There are a lot of very hungry people around right now
I actually want to give money to almost everyone I meet at the moment, because just about everyone is in dire need. People who have routinely lived hand to mouth have had three weeks of no work and therefore no income. I cannot imagine not being able to feed my children, yet little ones here don’t whine and complain like my/all Western kids do if supper is an hour late, because the children out here display resigned acceptance to the pain that is hunger – a noble character trait enforced on them as a result of being born in the world’s hungriest nation. I could do worse than literally give $10 to everyone I meet. I try to carry not more than $200 when I leave the house, because I’m pretty confident I’ll return having given it all away, and I don’t want to have so much on me that it all disappears in one go! Such are the desperate needs…
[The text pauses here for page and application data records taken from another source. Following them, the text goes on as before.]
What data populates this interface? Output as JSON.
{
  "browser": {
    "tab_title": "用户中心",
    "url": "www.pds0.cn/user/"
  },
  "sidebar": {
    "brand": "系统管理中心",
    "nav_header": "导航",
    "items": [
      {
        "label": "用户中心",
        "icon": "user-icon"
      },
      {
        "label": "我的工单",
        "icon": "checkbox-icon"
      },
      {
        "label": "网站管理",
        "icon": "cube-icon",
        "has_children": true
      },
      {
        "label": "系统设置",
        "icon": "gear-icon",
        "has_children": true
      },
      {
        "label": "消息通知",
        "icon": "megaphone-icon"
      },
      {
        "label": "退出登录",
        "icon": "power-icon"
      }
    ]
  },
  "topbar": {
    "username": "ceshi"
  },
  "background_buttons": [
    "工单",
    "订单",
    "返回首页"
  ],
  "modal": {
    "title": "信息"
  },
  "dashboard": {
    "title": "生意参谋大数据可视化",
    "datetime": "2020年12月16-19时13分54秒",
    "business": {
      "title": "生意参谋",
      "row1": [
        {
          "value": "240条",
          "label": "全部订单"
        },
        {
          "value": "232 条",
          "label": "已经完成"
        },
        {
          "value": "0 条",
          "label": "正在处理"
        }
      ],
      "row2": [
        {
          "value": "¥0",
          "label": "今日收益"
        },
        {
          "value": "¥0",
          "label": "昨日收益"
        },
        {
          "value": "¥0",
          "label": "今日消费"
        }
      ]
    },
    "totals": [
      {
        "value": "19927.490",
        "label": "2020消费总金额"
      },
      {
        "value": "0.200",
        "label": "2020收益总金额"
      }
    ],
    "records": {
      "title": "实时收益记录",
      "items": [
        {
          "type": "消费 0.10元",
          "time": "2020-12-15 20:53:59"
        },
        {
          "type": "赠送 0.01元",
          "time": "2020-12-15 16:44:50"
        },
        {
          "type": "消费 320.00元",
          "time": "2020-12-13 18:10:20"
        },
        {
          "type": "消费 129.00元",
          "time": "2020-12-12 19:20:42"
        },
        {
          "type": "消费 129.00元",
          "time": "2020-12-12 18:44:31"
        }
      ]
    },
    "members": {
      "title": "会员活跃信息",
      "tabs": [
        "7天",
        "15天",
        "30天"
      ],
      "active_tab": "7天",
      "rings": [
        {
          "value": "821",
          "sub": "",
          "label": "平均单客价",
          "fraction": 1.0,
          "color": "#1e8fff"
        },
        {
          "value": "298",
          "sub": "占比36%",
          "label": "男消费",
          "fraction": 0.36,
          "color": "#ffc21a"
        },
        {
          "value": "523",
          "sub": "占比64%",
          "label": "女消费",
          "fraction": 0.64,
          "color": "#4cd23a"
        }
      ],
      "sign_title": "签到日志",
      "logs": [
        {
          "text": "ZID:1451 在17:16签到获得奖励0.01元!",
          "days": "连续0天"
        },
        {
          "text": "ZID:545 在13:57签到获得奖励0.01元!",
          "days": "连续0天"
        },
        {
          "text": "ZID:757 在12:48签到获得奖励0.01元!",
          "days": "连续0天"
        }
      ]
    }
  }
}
The President made his first public appearance since the failed coup, and somewhat flummoxed the journalists in attendance by not referencing last week’s events at all, instead talking about islamist Al Shabaab’s threats towards Burundians. I’d already seen the Ugandan suicide bomber’s promotional video last week so this wasn’t exactly new news and made for a somewhat surreal news briefing. Of all the times for Al Shabaab to strike Burundi, now would be the most risky for them bearing in mind there are thousands of police and soldiers everywhere on high alert at the moment.
I was able to enjoy watching Manchester United v Arsenal with some friends, which was a nice bit of escapism. My Kenyan buddy had just bumped into the Vice President who had looked at him and said: “What are you doing here? You should get back to Kenya, things are going to get worse here.” Great, thanks for the encouragement! I have three new houseguests now that Paul today and the others from last week have moved on. I’m fairly confident there’ll be no birthday suit dancing with the new recruits. They’ve come from Nyakabiga, one of the worst hotspots of civil unrest, and it’ll probably kick off there tomorrow again. In fact, after two largely quiet days, I go to bed now expecting to wake up to a difficult week. Civil society is rallying people to continue protests on the streets, whilst the government has vowed to crack down on them, and probably feels after the failed coup that it has an increasing legitimacy to do so. In fact, two minutes ago I heard another rattle of gunfire, which I fear might come thick and fast in the coming day. So please keep praying for beautiful broken Burundi…